*What the task requires*:
Repeat, line for line, the entries printed below.

(Input material Opens)

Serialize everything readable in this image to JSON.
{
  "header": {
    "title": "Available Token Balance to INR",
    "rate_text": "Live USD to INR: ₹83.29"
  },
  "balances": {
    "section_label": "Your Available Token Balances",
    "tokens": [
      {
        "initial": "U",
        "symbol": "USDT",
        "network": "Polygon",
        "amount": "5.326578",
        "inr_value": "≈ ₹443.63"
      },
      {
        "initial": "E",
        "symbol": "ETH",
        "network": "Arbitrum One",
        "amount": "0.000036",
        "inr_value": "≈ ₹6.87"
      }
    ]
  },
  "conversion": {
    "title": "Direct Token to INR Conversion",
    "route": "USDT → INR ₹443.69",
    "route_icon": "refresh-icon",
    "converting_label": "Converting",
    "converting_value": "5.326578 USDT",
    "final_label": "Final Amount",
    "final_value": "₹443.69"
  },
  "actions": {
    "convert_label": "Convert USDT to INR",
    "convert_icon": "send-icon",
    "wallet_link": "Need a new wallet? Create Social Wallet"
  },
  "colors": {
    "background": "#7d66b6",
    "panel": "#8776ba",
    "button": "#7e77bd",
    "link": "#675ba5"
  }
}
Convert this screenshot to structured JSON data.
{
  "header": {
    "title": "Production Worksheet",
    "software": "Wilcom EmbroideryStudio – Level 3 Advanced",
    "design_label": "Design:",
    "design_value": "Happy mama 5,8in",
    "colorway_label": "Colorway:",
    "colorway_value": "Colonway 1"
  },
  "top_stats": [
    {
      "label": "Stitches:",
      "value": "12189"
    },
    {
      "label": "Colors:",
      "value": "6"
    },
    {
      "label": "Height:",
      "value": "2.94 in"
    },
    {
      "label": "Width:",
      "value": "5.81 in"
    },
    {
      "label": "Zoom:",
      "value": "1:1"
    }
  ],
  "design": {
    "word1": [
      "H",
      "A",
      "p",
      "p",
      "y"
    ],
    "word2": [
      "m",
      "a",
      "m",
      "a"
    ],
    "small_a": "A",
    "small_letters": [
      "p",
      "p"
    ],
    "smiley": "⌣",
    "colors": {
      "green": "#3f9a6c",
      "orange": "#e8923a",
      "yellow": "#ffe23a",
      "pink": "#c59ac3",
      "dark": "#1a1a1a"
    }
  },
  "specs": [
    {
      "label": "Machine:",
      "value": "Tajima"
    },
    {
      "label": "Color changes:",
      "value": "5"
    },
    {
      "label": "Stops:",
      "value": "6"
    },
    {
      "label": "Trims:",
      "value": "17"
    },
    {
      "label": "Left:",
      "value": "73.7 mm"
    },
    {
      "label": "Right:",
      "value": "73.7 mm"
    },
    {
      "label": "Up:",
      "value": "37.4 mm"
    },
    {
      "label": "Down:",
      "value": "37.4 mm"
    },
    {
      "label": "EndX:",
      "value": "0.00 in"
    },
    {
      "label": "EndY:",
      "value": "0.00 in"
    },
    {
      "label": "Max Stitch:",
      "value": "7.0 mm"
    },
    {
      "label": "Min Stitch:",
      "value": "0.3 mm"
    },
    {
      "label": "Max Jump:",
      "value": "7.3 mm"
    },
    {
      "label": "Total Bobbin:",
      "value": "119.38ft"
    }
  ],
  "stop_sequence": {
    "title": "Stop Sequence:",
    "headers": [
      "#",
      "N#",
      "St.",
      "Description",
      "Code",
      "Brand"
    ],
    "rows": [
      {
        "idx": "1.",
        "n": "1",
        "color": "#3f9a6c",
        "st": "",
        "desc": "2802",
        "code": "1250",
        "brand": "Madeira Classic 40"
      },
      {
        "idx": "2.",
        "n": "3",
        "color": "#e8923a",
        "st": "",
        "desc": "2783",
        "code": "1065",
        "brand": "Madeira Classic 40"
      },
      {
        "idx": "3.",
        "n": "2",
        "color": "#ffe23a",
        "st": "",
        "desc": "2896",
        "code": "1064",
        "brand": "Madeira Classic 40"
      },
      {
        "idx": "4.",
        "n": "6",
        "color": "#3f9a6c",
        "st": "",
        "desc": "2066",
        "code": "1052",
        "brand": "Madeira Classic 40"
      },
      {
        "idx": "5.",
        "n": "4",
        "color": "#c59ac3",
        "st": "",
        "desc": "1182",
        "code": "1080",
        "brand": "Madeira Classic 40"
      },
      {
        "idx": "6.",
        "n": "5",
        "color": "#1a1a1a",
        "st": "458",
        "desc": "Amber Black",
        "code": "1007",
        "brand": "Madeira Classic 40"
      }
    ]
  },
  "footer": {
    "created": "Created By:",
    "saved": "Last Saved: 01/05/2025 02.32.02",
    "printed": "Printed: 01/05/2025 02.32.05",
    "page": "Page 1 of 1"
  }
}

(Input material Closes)

*Answer box*:
Serialize everything readable in this image to JSON.
{
  "header": {
    "title": "Available Token Balance to INR",
    "rate_text": "Live USD to INR: ₹83.29"
  },
  "balances": {
    "section_label": "Your Available Token Balances",
    "tokens": [
      {
        "initial": "U",
        "symbol": "USDT",
        "network": "Polygon",
        "amount": "5.326578",
        "inr_value": "≈ ₹443.63"
      },
      {
        "initial": "E",
        "symbol": "ETH",
        "network": "Arbitrum One",
        "amount": "0.000036",
        "inr_value": "≈ ₹6.87"
      }
    ]
  },
  "conversion": {
    "title": "Direct Token to INR Conversion",
    "route": "USDT → INR ₹443.69",
    "route_icon": "refresh-icon",
    "converting_label": "Converting",
    "converting_value": "5.326578 USDT",
    "final_label": "Final Amount",
    "final_value": "₹443.69"
  },
  "actions": {
    "convert_label": "Convert USDT to INR",
    "convert_icon": "send-icon",
    "wallet_link": "Need a new wallet? Create Social Wallet"
  },
  "colors": {
    "background": "#7d66b6",
    "panel": "#8776ba",
    "button": "#7e77bd",
    "link": "#675ba5"
  }
}
Convert this screenshot to structured JSON data.
{
  "header": {
    "title": "Production Worksheet",
    "software": "Wilcom EmbroideryStudio – Level 3 Advanced",
    "design_label": "Design:",
    "design_value": "Happy mama 5,8in",
    "colorway_label": "Colorway:",
    "colorway_value": "Colonway 1"
  },
  "top_stats": [
    {
      "label": "Stitches:",
      "value": "12189"
    },
    {
      "label": "Colors:",
      "value": "6"
    },
    {
      "label": "Height:",
      "value": "2.94 in"
    },
    {
      "label": "Width:",
      "value": "5.81 in"
    },
    {
      "label": "Zoom:",
      "value": "1:1"
    }
  ],
  "design": {
    "word1": [
      "H",
      "A",
      "p",
      "p",
      "y"
    ],
    "word2": [
      "m",
      "a",
      "m",
      "a"
    ],
    "small_a": "A",
    "small_letters": [
      "p",
      "p"
    ],
    "smiley": "⌣",
    "colors": {
      "green": "#3f9a6c",
      "orange": "#e8923a",
      "yellow": "#ffe23a",
      "pink": "#c59ac3",
      "dark": "#1a1a1a"
    }
  },
  "specs": [
    {
      "label": "Machine:",
      "value": "Tajima"
    },
    {
      "label": "Color changes:",
      "value": "5"
    },
    {
      "label": "Stops:",
      "value": "6"
    },
    {
      "label": "Trims:",
      "value": "17"
    },
    {
      "label": "Left:",
      "value": "73.7 mm"
    },
    {
      "label": "Right:",
      "value": "73.7 mm"
    },
    {
      "label": "Up:",
      "value": "37.4 mm"
    },
    {
      "label": "Down:",
      "value": "37.4 mm"
    },
    {
      "label": "EndX:",
      "value": "0.00 in"
    },
    {
      "label": "EndY:",
      "value": "0.00 in"
    },
    {
      "label": "Max Stitch:",
      "value": "7.0 mm"
    },
    {
      "label": "Min Stitch:",
      "value": "0.3 mm"
    },
    {
      "label": "Max Jump:",
      "value": "7.3 mm"
    },
    {
      "label": "Total Bobbin:",
      "value": "119.38ft"
    }
  ],
  "stop_sequence": {
    "title": "Stop Sequence:",
    "headers": [
      "#",
      "N#",
      "St.",
      "Description",
      "Code",
      "Brand"
    ],
    "rows": [
      {
        "idx": "1.",
        "n": "1",
        "color": "#3f9a6c",
        "st": "",
        "desc": "2802",
        "code": "1250",
        "brand": "Madeira Classic 40"
      },
      {
        "idx": "2.",
        "n": "3",
        "color": "#e8923a",
        "st": "",
        "desc": "2783",
        "code": "1065",
        "brand": "Madeira Classic 40"
      },
      {
        "idx": "3.",
        "n": "2",
        "color": "#ffe23a",
        "st": "",
        "desc": "2896",
        "code": "1064",
        "brand": "Madeira Classic 40"
      },
      {
        "idx": "4.",
        "n": "6",
        "color": "#3f9a6c",
        "st": "",
        "desc": "2066",
        "code": "1052",
        "brand": "Madeira Classic 40"
      },
      {
        "idx": "5.",
        "n": "4",
        "color": "#c59ac3",
        "st": "",
        "desc": "1182",
        "code": "1080",
        "brand": "Madeira Classic 40"
      },
      {
        "idx": "6.",
        "n": "5",
        "color": "#1a1a1a",
        "st": "458",
        "desc": "Amber Black",
        "code": "1007",
        "brand": "Madeira Classic 40"
      }
    ]
  },
  "footer": {
    "created": "Created By:",
    "saved": "Last Saved: 01/05/2025 02.32.02",
    "printed": "Printed: 01/05/2025 02.32.05",
    "page": "Page 1 of 1"
  }
}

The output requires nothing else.